Next, I made a basic cheesecake mixture: ricotta, creme fraiche, eggs, sugar, a little honey. I also added rather a lot of vanilla extract: I've become a bit obsessed with it lately, and as it somehow makes everything taste sweeter, I thought it would help heighten the contrast between the tart fruit and the sweet cheesecake. I sprinkled some crumbled ginger biscuits over the bottom of a cake tin for the base, and then swirled some of the kumquat compote through the cake mixture. I poured it over the base, and put it in the oven for about 50 minutes. It took longer to cook than I'd expected, probably because the mixture came quite high up in the tin. I left it a little bit wobbly in the middle; that way you get a delicious creamy centre and a thicker, crumbly exterior.
When the cake had cooled, I spooned the rest of the kumquats on top. I was going to arrange them into some kind of Michelin-starred precision, but then realised that they looked pleasingly rustic just piled on top. A sprig of mint, and it was finished. The contrasting colours are just beautiful: dark biscuit, creamy golden cheesecake, and the luscious orange of the citrus fruit on top.
It tastes wonderful. I was really pleased with this, especially because I made it up in my head and it worked out as well as I could have hoped. The combination of creamy cheesecake with firm, tart-sweet fruit is delicious; the little slivers of kumquat hidden inside the cake are a lovely surprise in every mouthful. The ginger in the compote and in the biscuit base is also excellent with the sweet creaminess of the cake. I'm very happy with this.
Kumquat cheesecake (serves 4-6):
- Kumquats (I didn't weigh them, but about two large handfuls should be enough - or you can use more and make extra compote to eat with ice cream or porridge)
- 100ml water
- 60g sugar
- 15 ginger nut biscuits
- 2 tsp ground ginger
- 250g ricotta cheese
- 150ml creme fraiche
- 90g caster sugar
- 2 large eggs
- 1 tbsp honey
- 1-2 tsp vanilla extract
Pre-heat the oven to 170C. Grease and line an 18cm springform cake tin (you can use a 20cm tin - if so reduce the cooking time by about 5-10 minutes).
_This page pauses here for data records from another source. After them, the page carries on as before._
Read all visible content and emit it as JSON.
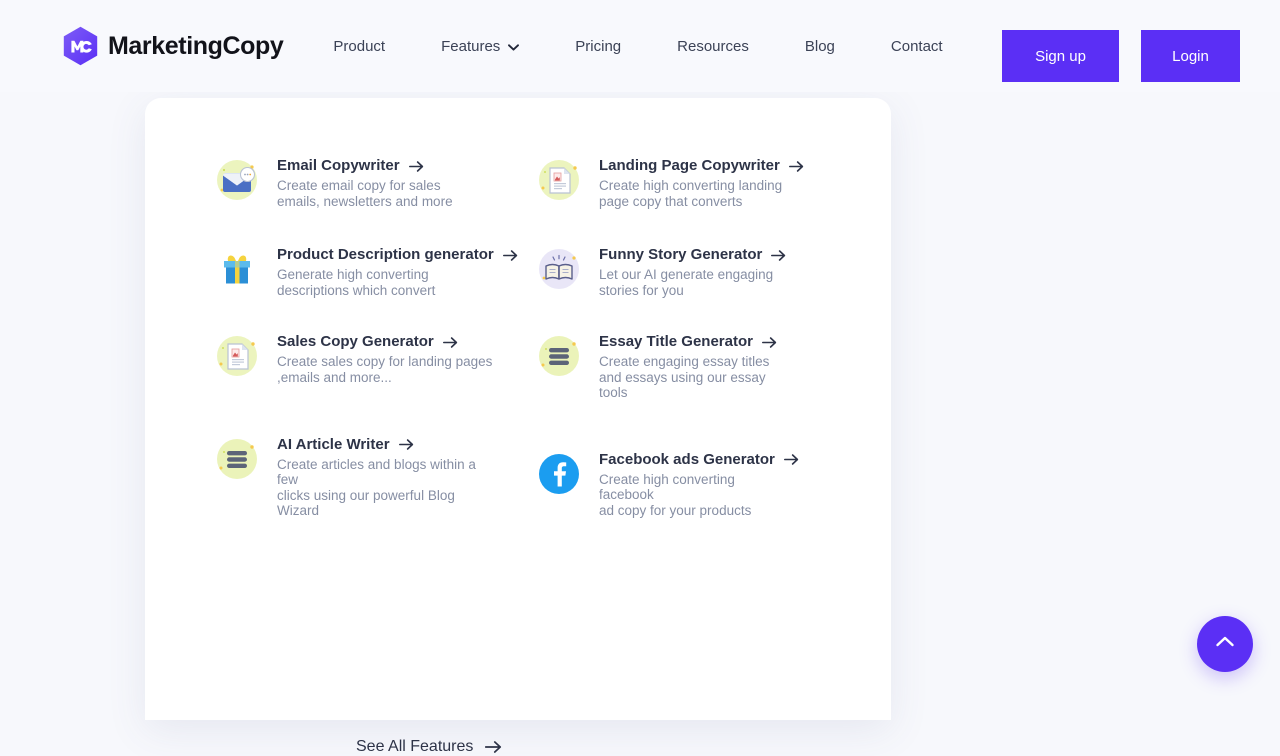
{
  "brand": {
    "name": "MarketingCopy",
    "logo_icon": "mc-hexagon-logo",
    "logo_color": "#6a3df0"
  },
  "nav": {
    "items": [
      {
        "label": "Product",
        "has_dropdown": false
      },
      {
        "label": "Features",
        "has_dropdown": true
      },
      {
        "label": "Pricing",
        "has_dropdown": false
      },
      {
        "label": "Resources",
        "has_dropdown": false
      },
      {
        "label": "Blog",
        "has_dropdown": false
      },
      {
        "label": "Contact",
        "has_dropdown": false
      }
    ],
    "dropdown_icon": "chevron-down-icon"
  },
  "auth": {
    "signup_label": "Sign up",
    "login_label": "Login",
    "button_color": "#5b2ff5"
  },
  "dropdown": {
    "open_for": "Features",
    "items": [
      {
        "title": "Email Copywriter",
        "desc": "Create email copy for sales\nemails, newsletters and more",
        "icon": "envelope-icon"
      },
      {
        "title": "Landing Page Copywriter",
        "desc": "Create high converting landing\npage copy that converts",
        "icon": "document-page-icon"
      },
      {
        "title": "Product Description generator",
        "desc": "Generate high converting\ndescriptions which convert",
        "icon": "gift-box-icon"
      },
      {
        "title": "Funny Story Generator",
        "desc": "Let our AI generate engaging\nstories for you",
        "icon": "open-book-icon"
      },
      {
        "title": "Sales Copy Generator",
        "desc": "Create sales copy for landing pages\n,emails and more...",
        "icon": "document-page-icon"
      },
      {
        "title": "Essay Title Generator",
        "desc": "Create engaging essay titles\nand essays using our essay\ntools",
        "icon": "text-lines-icon"
      },
      {
        "title": "AI Article Writer",
        "desc": "Create articles and blogs within a\nfew\nclicks using our powerful Blog\nWizard",
        "icon": "text-lines-icon"
      },
      {
        "title": "Facebook ads Generator",
        "desc": "Create high converting\nfacebook\nad copy for your products",
        "icon": "facebook-icon"
      }
    ],
    "see_all_label": "See All Features",
    "arrow_icon": "arrow-right-icon"
  },
  "scroll_top": {
    "icon": "chevron-up-icon",
    "color": "#5b2ff5"
  }
}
Place the sugar and water in a small pan and heat until boiling. Quarter the kumquats lengthways, remove the stones, and place in the syrup. Cover with a lid and simmer until the fruit has softened. You want there to still be some liquid remaining in the pan - add a little more water if it has dried up; conversely, if it is too runny, take off the lid and simmer for a bit. Add the ground ginger and leave to cool. Taste it - you might want a little more sugar or ginger.
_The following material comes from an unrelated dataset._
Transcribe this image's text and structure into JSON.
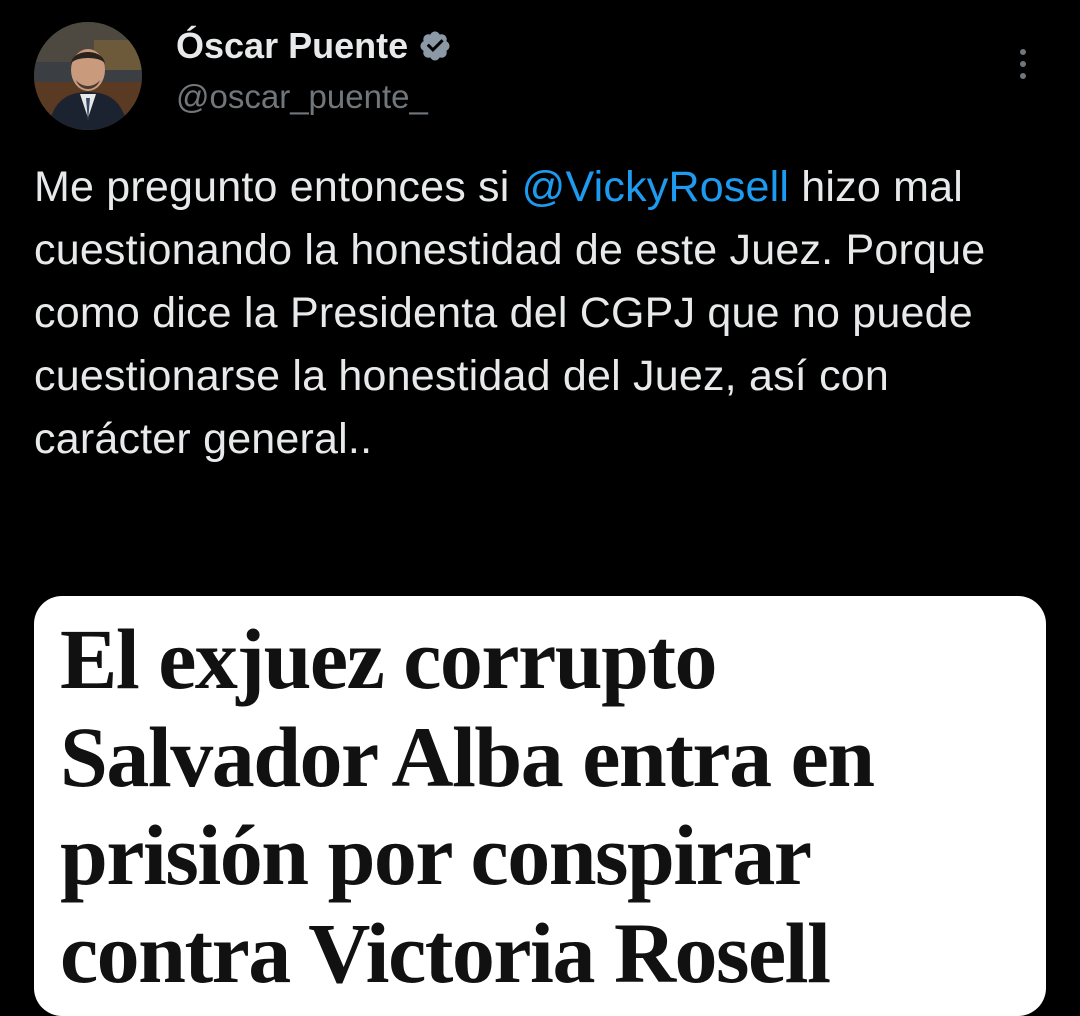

Place the ginger biscuits in a food processor and process to fine crumbs. Place in the bottom of the tin. Mix the rest of the ingredients together in a food processor or using a hand whisk. Stir through some of the kumquat compote - you want to leave enough to decorate the top of the cake. Don't mix it in too much - you want a sort of ripple effect in the finished cake.
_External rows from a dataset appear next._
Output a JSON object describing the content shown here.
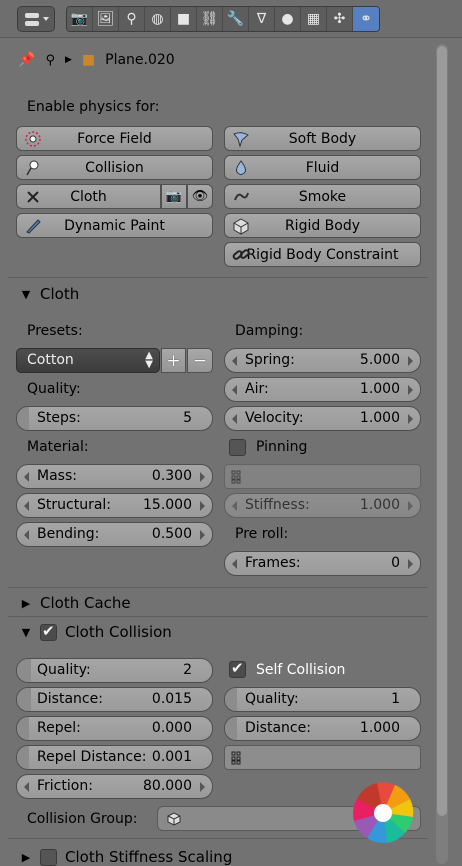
{
  "header": {
    "tabs": [
      {
        "icon": "render-icon",
        "glyph": "📷"
      },
      {
        "icon": "render-layers-icon",
        "glyph": "🖼"
      },
      {
        "icon": "scene-icon",
        "glyph": "⚲"
      },
      {
        "icon": "world-icon",
        "glyph": "◍"
      },
      {
        "icon": "object-icon",
        "glyph": "■"
      },
      {
        "icon": "constraints-icon",
        "glyph": "⛓"
      },
      {
        "icon": "modifiers-icon",
        "glyph": "🔧"
      },
      {
        "icon": "data-icon",
        "glyph": "∇"
      },
      {
        "icon": "material-icon",
        "glyph": "●"
      },
      {
        "icon": "texture-icon",
        "glyph": "▦"
      },
      {
        "icon": "particles-icon",
        "glyph": "✣"
      },
      {
        "icon": "physics-icon",
        "glyph": "⚭"
      }
    ],
    "active_tab": "physics-icon"
  },
  "path": {
    "object_name": "Plane.020"
  },
  "enable_physics": {
    "label": "Enable physics for:",
    "left": [
      "Force Field",
      "Collision",
      "Cloth",
      "Dynamic Paint"
    ],
    "right": [
      "Soft Body",
      "Fluid",
      "Smoke",
      "Rigid Body",
      "Rigid Body Constraint"
    ]
  },
  "cloth": {
    "title": "Cloth",
    "presets_label": "Presets:",
    "preset_value": "Cotton",
    "quality_label": "Quality:",
    "steps": {
      "label": "Steps:",
      "value": "5"
    },
    "material_label": "Material:",
    "mass": {
      "label": "Mass:",
      "value": "0.300"
    },
    "structural": {
      "label": "Structural:",
      "value": "15.000"
    },
    "bending": {
      "label": "Bending:",
      "value": "0.500"
    },
    "damping_label": "Damping:",
    "spring": {
      "label": "Spring:",
      "value": "5.000"
    },
    "air": {
      "label": "Air:",
      "value": "1.000"
    },
    "velocity": {
      "label": "Velocity:",
      "value": "1.000"
    },
    "pinning_label": "Pinning",
    "stiffness": {
      "label": "Stiffness:",
      "value": "1.000"
    },
    "preroll_label": "Pre roll:",
    "frames": {
      "label": "Frames:",
      "value": "0"
    }
  },
  "cloth_cache": {
    "title": "Cloth Cache"
  },
  "cloth_collision": {
    "title": "Cloth Collision",
    "enabled": true,
    "quality": {
      "label": "Quality:",
      "value": "2"
    },
    "distance": {
      "label": "Distance:",
      "value": "0.015"
    },
    "repel": {
      "label": "Repel:",
      "value": "0.000"
    },
    "repel_distance": {
      "label": "Repel Distance:",
      "value": "0.001"
    },
    "friction": {
      "label": "Friction:",
      "value": "80.000"
    },
    "self_collision_label": "Self Collision",
    "self_collision_enabled": true,
    "self_quality": {
      "label": "Quality:",
      "value": "1"
    },
    "self_distance": {
      "label": "Distance:",
      "value": "1.000"
    },
    "collision_group_label": "Collision Group:"
  },
  "cloth_stiffness": {
    "title": "Cloth Stiffness Scaling",
    "enabled": false
  },
  "colors": {
    "accent": "#5680c2",
    "panel": "#727272",
    "button": "#a0a0a0"
  }
}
Place the cake in the oven, and bake for 45-55 minutes. If it starts to brown too much on top, cover with foil. It doesn't matter if it cracks a little - it's ready when it's firm and golden at the edges and still slightly wobbly in the middle. Leave to cool with the oven door open, then place in the fridge and chill.
Before serving, spoon the rest of the kumquat compote over the cake. Decorate with mint sprigs, dust with icing sugar, and serve.